Posted at 1:11 PM on November 16, 2007
by Craig Edwards
While the big weather news in the USA is the drought in the southeast and the relatively mild month of November, globally, a tropical cyclone devastated Bangladesh on Thursday. More than a thousand perished from the storm that struck with winds of 150 mph.
Earlier this month tens of thousands were forced to flee their homesteads in Mexico as four days of heavy rains flooded the region.
Heavy rains in Mexico
For both the 2006 and 2007 tropical storm season the US coastal areas were spared. Weren't there dire predictions by experts that the warm ocean temperatures would spawn more frequent and violent hurricanes?
My goal is simple to deliver Minnesotans an accurate forecast out the next five days. Predicting an entire season is still a conundrum for the most talented meteorological experts.

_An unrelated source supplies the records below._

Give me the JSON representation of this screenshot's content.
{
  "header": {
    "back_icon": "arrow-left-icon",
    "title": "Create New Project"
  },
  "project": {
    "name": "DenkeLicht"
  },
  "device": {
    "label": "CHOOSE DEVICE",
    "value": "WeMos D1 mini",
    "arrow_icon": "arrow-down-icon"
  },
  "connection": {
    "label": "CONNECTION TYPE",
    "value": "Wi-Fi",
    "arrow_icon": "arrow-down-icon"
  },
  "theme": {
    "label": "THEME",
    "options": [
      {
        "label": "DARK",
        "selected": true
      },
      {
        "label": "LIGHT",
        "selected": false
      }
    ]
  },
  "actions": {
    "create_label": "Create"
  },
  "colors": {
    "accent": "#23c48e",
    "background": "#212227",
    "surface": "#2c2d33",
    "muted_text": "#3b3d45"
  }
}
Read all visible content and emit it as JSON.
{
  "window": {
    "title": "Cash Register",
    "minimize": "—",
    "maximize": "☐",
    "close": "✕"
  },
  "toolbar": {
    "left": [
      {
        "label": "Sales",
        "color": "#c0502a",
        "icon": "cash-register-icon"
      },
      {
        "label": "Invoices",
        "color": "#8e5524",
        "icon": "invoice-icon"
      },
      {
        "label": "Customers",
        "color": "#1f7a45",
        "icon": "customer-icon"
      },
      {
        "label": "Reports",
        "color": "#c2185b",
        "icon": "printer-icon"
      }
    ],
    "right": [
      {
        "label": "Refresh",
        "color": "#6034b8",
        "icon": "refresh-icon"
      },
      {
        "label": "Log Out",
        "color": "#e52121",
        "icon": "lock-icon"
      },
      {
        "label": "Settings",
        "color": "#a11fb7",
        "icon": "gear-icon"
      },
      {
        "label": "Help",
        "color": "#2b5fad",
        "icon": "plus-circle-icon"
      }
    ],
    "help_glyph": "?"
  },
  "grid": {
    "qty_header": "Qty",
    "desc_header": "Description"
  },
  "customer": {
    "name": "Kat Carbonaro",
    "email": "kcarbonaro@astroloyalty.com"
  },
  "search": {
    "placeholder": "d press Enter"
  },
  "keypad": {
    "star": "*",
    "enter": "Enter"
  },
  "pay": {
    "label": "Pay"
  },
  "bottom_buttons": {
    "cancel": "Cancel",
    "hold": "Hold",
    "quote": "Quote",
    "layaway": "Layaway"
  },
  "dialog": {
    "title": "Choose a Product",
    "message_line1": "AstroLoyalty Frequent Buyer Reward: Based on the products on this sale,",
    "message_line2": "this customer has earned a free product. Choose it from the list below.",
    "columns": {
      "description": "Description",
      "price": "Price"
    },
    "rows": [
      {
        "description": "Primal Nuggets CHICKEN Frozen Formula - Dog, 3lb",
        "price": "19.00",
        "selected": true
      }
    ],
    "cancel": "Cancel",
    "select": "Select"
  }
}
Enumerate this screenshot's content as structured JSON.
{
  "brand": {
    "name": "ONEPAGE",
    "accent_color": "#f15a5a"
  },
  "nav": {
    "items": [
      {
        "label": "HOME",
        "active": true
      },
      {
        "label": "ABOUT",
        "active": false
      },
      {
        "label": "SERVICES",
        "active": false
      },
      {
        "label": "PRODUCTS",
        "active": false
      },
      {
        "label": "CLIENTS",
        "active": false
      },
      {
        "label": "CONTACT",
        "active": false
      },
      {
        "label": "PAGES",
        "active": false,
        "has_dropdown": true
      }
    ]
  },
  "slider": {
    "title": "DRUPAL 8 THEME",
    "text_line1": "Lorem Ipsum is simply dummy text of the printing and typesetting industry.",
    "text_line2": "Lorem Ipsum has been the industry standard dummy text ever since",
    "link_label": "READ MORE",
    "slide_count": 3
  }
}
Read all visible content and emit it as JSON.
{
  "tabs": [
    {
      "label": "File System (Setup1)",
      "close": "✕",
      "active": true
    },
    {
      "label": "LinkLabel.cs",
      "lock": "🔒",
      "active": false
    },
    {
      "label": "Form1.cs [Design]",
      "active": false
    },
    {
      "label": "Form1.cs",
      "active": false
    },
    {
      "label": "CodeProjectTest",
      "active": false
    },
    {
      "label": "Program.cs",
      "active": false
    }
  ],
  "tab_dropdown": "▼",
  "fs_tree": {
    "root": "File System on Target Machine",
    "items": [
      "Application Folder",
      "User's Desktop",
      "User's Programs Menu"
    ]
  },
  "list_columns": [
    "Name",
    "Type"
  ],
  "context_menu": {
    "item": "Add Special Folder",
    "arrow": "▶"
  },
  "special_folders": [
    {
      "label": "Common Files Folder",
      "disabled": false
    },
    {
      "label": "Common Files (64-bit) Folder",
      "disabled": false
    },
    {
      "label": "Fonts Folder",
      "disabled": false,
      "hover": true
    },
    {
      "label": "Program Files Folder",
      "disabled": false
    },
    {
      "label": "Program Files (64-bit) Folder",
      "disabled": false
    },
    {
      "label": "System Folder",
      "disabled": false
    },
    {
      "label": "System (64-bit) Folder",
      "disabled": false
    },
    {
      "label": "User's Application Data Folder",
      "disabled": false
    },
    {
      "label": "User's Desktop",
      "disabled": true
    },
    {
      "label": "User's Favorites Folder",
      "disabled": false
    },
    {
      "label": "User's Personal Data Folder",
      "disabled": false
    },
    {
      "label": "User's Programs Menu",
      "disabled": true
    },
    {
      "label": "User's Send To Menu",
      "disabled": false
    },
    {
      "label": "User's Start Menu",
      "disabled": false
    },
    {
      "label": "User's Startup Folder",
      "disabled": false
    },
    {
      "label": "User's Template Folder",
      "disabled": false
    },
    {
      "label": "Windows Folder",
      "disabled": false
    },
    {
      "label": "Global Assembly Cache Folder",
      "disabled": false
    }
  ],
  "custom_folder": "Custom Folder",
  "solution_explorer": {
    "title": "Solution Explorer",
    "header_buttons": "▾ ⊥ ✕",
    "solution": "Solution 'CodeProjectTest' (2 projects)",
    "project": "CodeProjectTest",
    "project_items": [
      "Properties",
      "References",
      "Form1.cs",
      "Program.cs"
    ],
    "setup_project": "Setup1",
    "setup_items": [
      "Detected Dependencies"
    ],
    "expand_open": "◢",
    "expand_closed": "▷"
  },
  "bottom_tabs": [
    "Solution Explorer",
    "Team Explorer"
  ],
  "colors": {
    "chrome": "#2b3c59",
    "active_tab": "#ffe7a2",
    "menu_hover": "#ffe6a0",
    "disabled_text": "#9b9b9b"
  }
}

The updated NOAA Climate Prediction Centers outlook for the winter of 2007-2008 was released on Thursday. Here's the latest for your coffee shop banter.
Posted at 3:03 PM on November 16, 2007
by Mark Seeley
Every now and then a piece of significant research falls through the cracks and is not noticed by the wider community. Such may be the case of a paper released earlier this year by Christopher Scholz and 18 other co-authors. It appeared in Proceedings of the National Academy of Science.
Many anthropological studies of early humans (Homo sapiens) trace maternal lineages back to South and East Africa. Using DNA techniques, modern human ancestry is clearly traceable to this area before 130,000 years ago.
Climate studies from African lake sediments (Tanganyika, Malawi, and Bosumtwi) reveal that climate variability and especially aridity were quite severe during the period from 135,000 to 75,000 years ago. Maintenance of a sizable population of human beings on the African continent would have been a formidable task in such a harsh and highly variable climate. Severe droughts that were decades long severely limited the terrestrial and aquatic food supplies, as well as fresh water supplies.
But a climatic shift away from these highly variable and arid conditions took place about 70,000 years ago, and the African continent became much wetter and a good deal more stable from year to year. This is coincident with detected rapid expansion of early modern human populations, not only across Africa but out of Africa.
Blessed with more abundant food supplies and waterways to travel, it seems that climate change at that time opened the door of opportunity for the human race to explore new territory, and thus began the spread to the Mediterranean, then Asia and Europe. The hypothesis proposed by the authors is that climate change was the trigger for this!
You can read more on megadroughts and early human origins here(1 Comments)